"Look," Xan said, pointing to the field. Margaret Banzai was driving downfield, surrounded by defenders. With incredible grace she faked one direction and passed the ball to Ling Xan, who fired a shot past the goalie for a score. A cheer went up from the bleachers.

"Good shot," Buckaroo said.

"Good pass," Xan countered. They sat in silence for a time, watching the game. "Your wife called my first wife," Xan finally said during a time-out.

"And that stopped you from implementing your plan?" Buckaroo asked.

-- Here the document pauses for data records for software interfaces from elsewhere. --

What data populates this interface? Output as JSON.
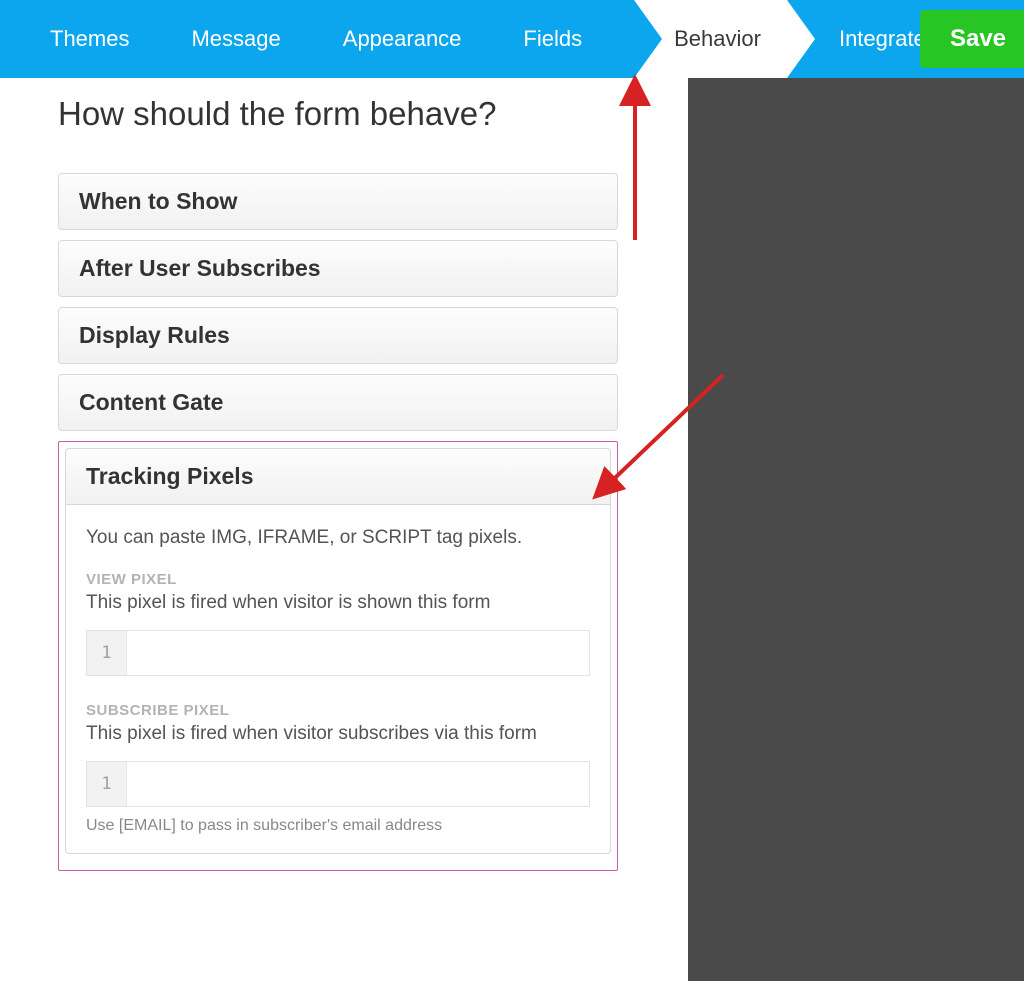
{
  "nav": {
    "themes": "Themes",
    "message": "Message",
    "appearance": "Appearance",
    "fields": "Fields",
    "behavior": "Behavior",
    "integrate": "Integrate",
    "save": "Save"
  },
  "page_title": "How should the form behave?",
  "sections": {
    "when_to_show": "When to Show",
    "after_subscribe": "After User Subscribes",
    "display_rules": "Display Rules",
    "content_gate": "Content Gate",
    "tracking_pixels": "Tracking Pixels"
  },
  "tracking": {
    "intro": "You can paste IMG, IFRAME, or SCRIPT tag pixels.",
    "view_label": "VIEW PIXEL",
    "view_desc": "This pixel is fired when visitor is shown this form",
    "view_line": "1",
    "view_value": "",
    "sub_label": "SUBSCRIBE PIXEL",
    "sub_desc": "This pixel is fired when visitor subscribes via this form",
    "sub_line": "1",
    "sub_value": "",
    "help": "Use [EMAIL] to pass in subscriber's email address"
  }
}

"You have never met my first wife." Xan smiled slightly. "It would seem that several of my children have outgrown their clothes, several of my wives desired a shopping expedition of their own, and that some repairs to my mansion could no longer be delayed." He sipped at his cup. "It was…pointed out…to me that our available finances could either be used to further my schemes, or to ensure the health and comfort of my heirs. I'm sure you understand."

"All too well," Buckaroo said ruefully. Eunice was deadly with the family budget.

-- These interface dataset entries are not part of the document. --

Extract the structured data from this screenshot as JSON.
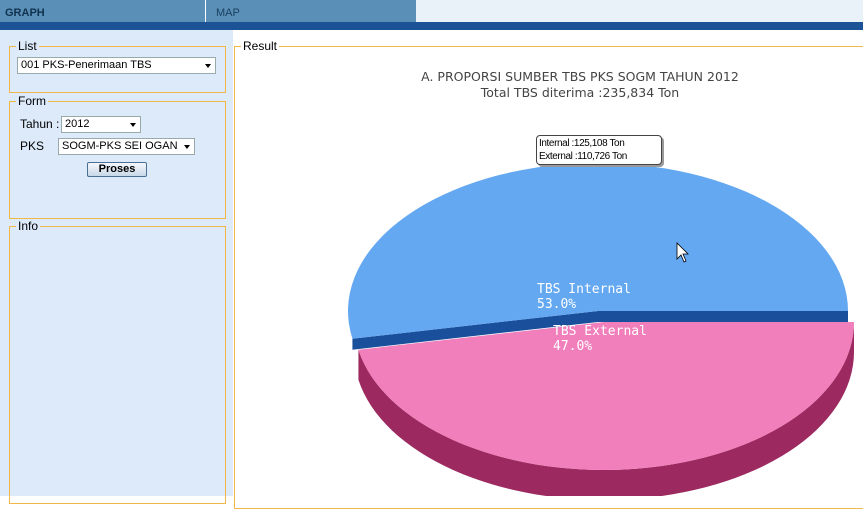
{
  "tabs": [
    {
      "label": "GRAPH",
      "active": true
    },
    {
      "label": "MAP",
      "active": false
    }
  ],
  "list": {
    "legend": "List",
    "selected": "001 PKS-Penerimaan TBS"
  },
  "form": {
    "legend": "Form",
    "tahun_label": "Tahun :",
    "tahun_value": "2012",
    "pks_label": "PKS",
    "pks_value": "SOGM-PKS SEI OGAN",
    "submit_label": "Proses"
  },
  "info": {
    "legend": "Info"
  },
  "result": {
    "legend": "Result"
  },
  "chart_data": {
    "type": "pie",
    "title": "A. PROPORSI SUMBER TBS PKS SOGM TAHUN 2012",
    "subtitle": "Total TBS diterima :235,834 Ton",
    "categories": [
      "TBS Internal",
      "TBS External"
    ],
    "values": [
      53.0,
      47.0
    ],
    "value_labels": [
      "53.0%",
      "47.0%"
    ],
    "colors": [
      "#63a8f0",
      "#f07fbb"
    ],
    "tooltip": [
      "Internal :125,108 Ton",
      "External :110,726 Ton"
    ]
  },
  "colors": {
    "tab_bg": "#5a8fb8",
    "top_bar": "#1b5396",
    "panel_bg": "#dceafa",
    "fieldset_border": "#f0b84a"
  }
}
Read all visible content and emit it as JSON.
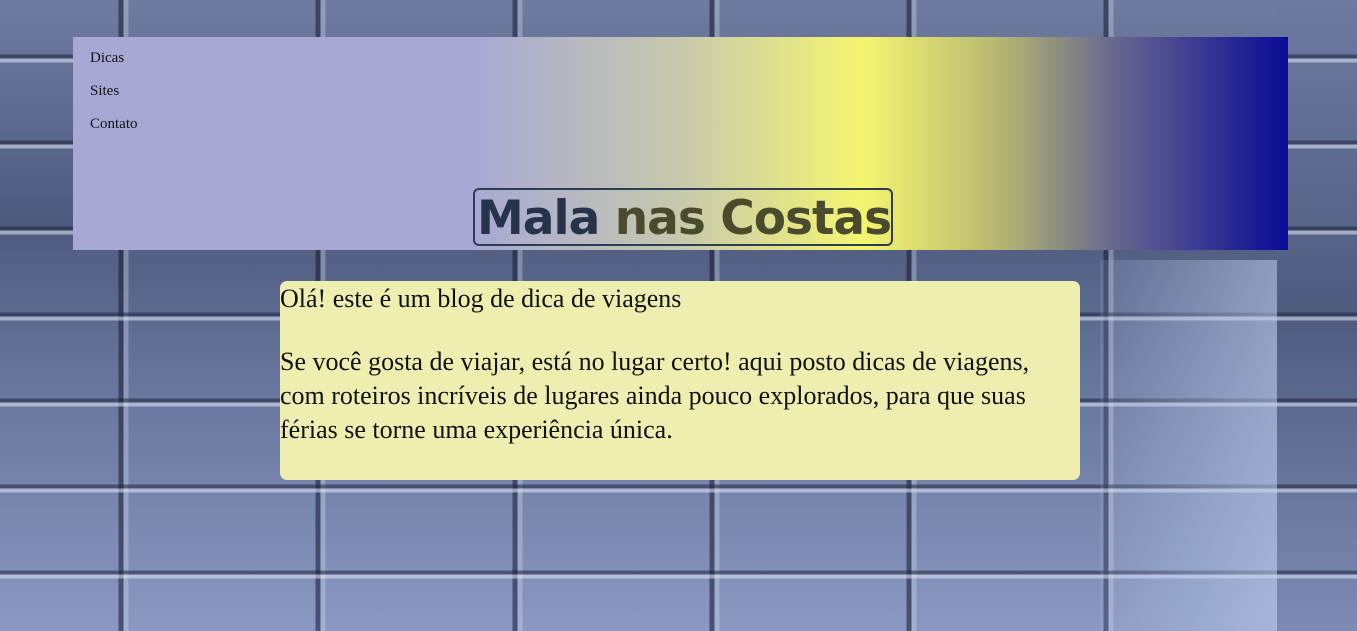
{
  "nav": {
    "items": [
      "Dicas",
      "Sites",
      "Contato"
    ]
  },
  "header": {
    "title_part1": "Mala",
    "title_part2": "nas Costas"
  },
  "main": {
    "intro": "Olá! este é um blog de dica de viagens",
    "paragraph": "Se você gosta de viajar, está no lugar certo! aqui posto dicas de viagens, com roteiros incríveis de lugares ainda pouco explorados, para que suas férias se torne uma experiência única."
  },
  "colors": {
    "header_gradient": [
      "#a8a8d4",
      "#f5f571",
      "#0a0a96"
    ],
    "card_background": "#eeeeb0",
    "title_primary": "#25344a",
    "title_secondary": "#4a4a2c"
  }
}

"Times have changed, my great enemy, and we must change with them or be left behind. Ah!" Ling had broken free with the ball, and now she drew a bead on the goalie. Her shot was miraculously blocked, but Margaret was waiting in perfect position for a second shot, which went in a second later. "Well done! Well done!"

Buckaroo clapped his hands and cheered as well, then turned to his arch enemy. "So what do we do, Xan? Exchange Christmas cards and forget you killed my parents?"

The Mandarin of Death said nothing for a moment, choosing instead to stare down at the soccer field. "I believe we should maintain the status quo for appearances' sake," he finally said with a smile. "You can continue to be the symbol for truth and honor, and I shall be…what I have always been." His smile grew slightly. "I can implement that plan any time I want, you realize."

"You do, and we'll be there."

"I would expect nothing less, honored enemy." The game had just ended, and the players were approaching the stands in search of their parents. "Good evening to you, great Buckaroo Banzai. Until next time."

"Until next time." Buckaroo watched his most hated foe descend the bleachers toward his daughter, who was standing beside Margaret. He replayed the day's events in his mind, wondering how the world could have gotten away from him without his realizing it. Xan had killed his parents, demonstrated incredible cruelty to both himself and his friends, and yet here they'd sat, sharing coffee and watching their daughters.

Finally he shook his head, smiled, and went down to find his wayward daughter and congratulate her on a good game.